then walked through the wood to Forestside, and made my way back
towards Rowlands Castle, but had to wait almost 2 hours before
seeing my next butterfly - a gorgeous Red Admiral. My clumsy
approach with the camera caused it to take flight, and it was
immediately intercepted by another Red Admiral which flew up from
the opposite side of the trail. Both were clearly males, as
evidenced by the aerial combat which followed. They chased each
other way up above the tree tops, circling rapidly before
returning to their original perches. They settled
about 3 metres apart, on bracken fronds on opposite sides of the
trail.
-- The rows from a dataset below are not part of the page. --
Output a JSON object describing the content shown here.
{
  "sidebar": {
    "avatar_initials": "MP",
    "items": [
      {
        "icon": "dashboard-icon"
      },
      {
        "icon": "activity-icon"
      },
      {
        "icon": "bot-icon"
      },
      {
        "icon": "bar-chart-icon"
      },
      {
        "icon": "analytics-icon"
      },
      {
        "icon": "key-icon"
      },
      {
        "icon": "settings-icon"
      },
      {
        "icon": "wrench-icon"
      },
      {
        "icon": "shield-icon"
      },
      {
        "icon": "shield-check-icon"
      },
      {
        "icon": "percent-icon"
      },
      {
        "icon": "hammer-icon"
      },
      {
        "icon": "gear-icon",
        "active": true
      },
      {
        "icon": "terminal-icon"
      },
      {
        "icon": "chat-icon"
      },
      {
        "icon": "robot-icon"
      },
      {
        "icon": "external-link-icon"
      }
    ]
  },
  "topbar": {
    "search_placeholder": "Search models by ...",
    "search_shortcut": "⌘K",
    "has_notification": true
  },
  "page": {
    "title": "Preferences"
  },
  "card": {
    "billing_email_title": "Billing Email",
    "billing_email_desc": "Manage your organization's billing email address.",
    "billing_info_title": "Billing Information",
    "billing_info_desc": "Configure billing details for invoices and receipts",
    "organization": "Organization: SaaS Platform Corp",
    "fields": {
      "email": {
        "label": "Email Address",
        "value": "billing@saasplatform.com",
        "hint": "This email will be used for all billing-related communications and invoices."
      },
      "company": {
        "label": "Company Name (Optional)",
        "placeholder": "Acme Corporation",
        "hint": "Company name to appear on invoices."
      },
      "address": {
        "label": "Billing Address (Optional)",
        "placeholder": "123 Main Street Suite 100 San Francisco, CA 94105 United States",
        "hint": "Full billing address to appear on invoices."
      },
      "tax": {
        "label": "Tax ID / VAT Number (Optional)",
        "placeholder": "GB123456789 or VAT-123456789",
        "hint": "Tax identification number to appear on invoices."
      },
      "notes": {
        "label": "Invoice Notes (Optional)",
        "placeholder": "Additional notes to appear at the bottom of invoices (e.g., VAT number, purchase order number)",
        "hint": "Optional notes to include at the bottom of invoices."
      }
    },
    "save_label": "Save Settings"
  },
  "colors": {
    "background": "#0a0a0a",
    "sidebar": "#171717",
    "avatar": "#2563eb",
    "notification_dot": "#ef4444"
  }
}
One was in quite fresh condition, but the other had a
damaged hindwing, so it was easy to tell them apart, and to follow
the behaviour of each individual.
watched them for about half an hour, during which time at least a
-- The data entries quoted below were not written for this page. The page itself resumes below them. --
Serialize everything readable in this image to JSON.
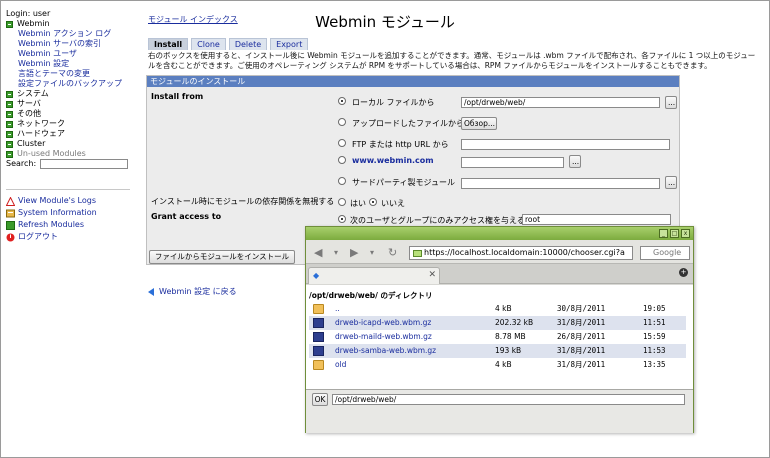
{
  "nav": {
    "login": "Login: user",
    "webmin": "Webmin",
    "webmin_items": [
      "Webmin アクション ログ",
      "Webmin サーバの索引",
      "Webmin ユーザ",
      "Webmin 設定",
      "言語とテーマの変更",
      "設定ファイルのバックアップ"
    ],
    "categories": [
      "システム",
      "サーバ",
      "その他",
      "ネットワーク",
      "ハードウェア",
      "Cluster"
    ],
    "unused": "Un-used Modules",
    "search_label": "Search:",
    "actions": [
      "View Module's Logs",
      "System Information",
      "Refresh Modules",
      "ログアウト"
    ]
  },
  "main": {
    "index_link": "モジュール インデックス",
    "title": "Webmin モジュール",
    "tabs": [
      "Install",
      "Clone",
      "Delete",
      "Export"
    ],
    "description": "右のボックスを使用すると、インストール後に Webmin モジュールを追加することができます。通常、モジュールは .wbm ファイルで配布され、各ファイルに 1 つ以上のモジュールを含むことができます。ご使用のオペレーティング システムが RPM をサポートしている場合は、RPM ファイルからモジュールをインストールすることもできます。",
    "panel_title": "モジュールのインストール",
    "install_from": "Install from",
    "opt_local": "ローカル ファイルから",
    "local_value": "/opt/drweb/web/",
    "opt_upload": "アップロードしたファイルから",
    "browse": "Обзор...",
    "opt_ftp": "FTP または http URL から",
    "opt_webmin": "www.webmin.com",
    "opt_third": "サードパーティ製モジュール",
    "dots": "...",
    "ignore_deps": "インストール時にモジュールの依存関係を無視する",
    "yes": "はい",
    "no": "いいえ",
    "grant_access": "Grant access to",
    "grant_opt": "次のユーザとグループにのみアクセス権を与える",
    "grant_value": "root",
    "install_button": "ファイルからモジュールをインストール",
    "back_link": "Webmin 設定 に戻る"
  },
  "popup": {
    "url": "https://localhost.localdomain:10000/chooser.cgi?a",
    "search_placeholder": "Google",
    "dir_title": "/opt/drweb/web/ のディレクトリ",
    "files": [
      {
        "name": "..",
        "size": "4 kB",
        "date": "30/8月/2011",
        "time": "19:05",
        "type": "folder"
      },
      {
        "name": "drweb-icapd-web.wbm.gz",
        "size": "202.32 kB",
        "date": "31/8月/2011",
        "time": "11:51",
        "type": "file"
      },
      {
        "name": "drweb-maild-web.wbm.gz",
        "size": "8.78 MB",
        "date": "26/8月/2011",
        "time": "15:59",
        "type": "file"
      },
      {
        "name": "drweb-samba-web.wbm.gz",
        "size": "193 kB",
        "date": "31/8月/2011",
        "time": "11:53",
        "type": "file"
      },
      {
        "name": "old",
        "size": "4 kB",
        "date": "31/8月/2011",
        "time": "13:35",
        "type": "folder"
      }
    ],
    "ok": "OK",
    "path_value": "/opt/drweb/web/"
  }
}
dozen sorties took place. What I expected to happen was
for the "stronger" of the 2 males to oust his opponent from the
vicinity, and to retain ownership of his perch, but what actually
happened was rather different. After each sortie, both butterflies
returned to their perches, and seemed quite content to share the
same territory - a short 4 metre stretch of the trail where the
sun broke through the foliage and reached ground level. What
intrigued me was the fact that they regularly swapped places, with
each butterfly periodically settling to perch on the leaf
previously occupied by his "opponent". The most logical
explanation would seem to be that both butterflies were competing for
the better of the 2 available perching places. Sometimes the fresh
male won, sometimes the damaged one, and the "loser" had to settle
for the next best thing, on the opposite side of the trail. It was
fascinating to watch though - it's the little moments like this
which make butterfly watching so rewarding.
Vanessa atalanta male,
Stansted Forest, West Sussex.
Saturday 9th October
The promised sunny weather failed to materialise today, and the
only butterfly seen was a rather worn Red Admiral that flew across
my garden in Havant. Now that the UK butterfly season is all but
finished, I have more time to devote to the website. I've started
by updating several of the species galleries - e.g. the
Amazon and Andes galleries now
extend to 8 pages of thumbnails, which link to 450 individual
species accounts, and well over 2000 photographs of Amazonian
butterflies. I've also updated the
Butterflies of Europe gallery,
which now runs to 3 pages, and currently covers about 110 species.
Saturday 2nd October
Yesterday saw a very wet and windy start to the month, but there
are still a few butterflies about, including a pristine Comma
which appeared in the garden this morning, gorging itself on
fermenting blackberries during a very brief sunny spell. Many of
you will be attending today's annual exhibition and trade fair of
the Amateur Entomologists Society, at Kempton Park in London.
Unfortunately I will not be able to attend, but my best wishes go
to all friends and website visitors who are able to go.
Sunday 26th September
Northerly winds have sent temperatures plummeting this weekend,
signalling the end of the summer here in the UK. Despite the
colder temperatures however there are still a few butterflies on
the wing including a few Speckled Woods and a couple of Commas in
my garden today. Reports coming in from other recorders indicate
that there are still good numbers of Small Coppers, Small Heaths
and Meadow Browns flying at various sites in Hampshire, Sussex and
Sunday 19th September
Despite the dull and breezy weather I decided to chance a trip to
Seaford Head on the Sussex coast this morning, to search for the
elusive Small Copper ab.
that had been reported from the site by a contributor to the
Butterfly Conservation Sussex website. After an hour or so of fruitless
searching I realised that I was not going to find it, but I did
see 12 "normal" Small Coppers including ab.
which seems to be present in all populations. I also saw 2 Common
Blues, one of which was a very tiny female; a female Brown Argus,
2 Chalkhill Blues, a Small White and a few Meadow Browns and Small
Heaths. On the way home I stopped for a while at Mill Hill, but by
then it was quite cool and very breezy so nothing was seen apart
from 3 Adonis Blues, a couple of Small Heaths and a solitary
female, Seaford Head, Sussex.
female, Seaford Head, Sussex.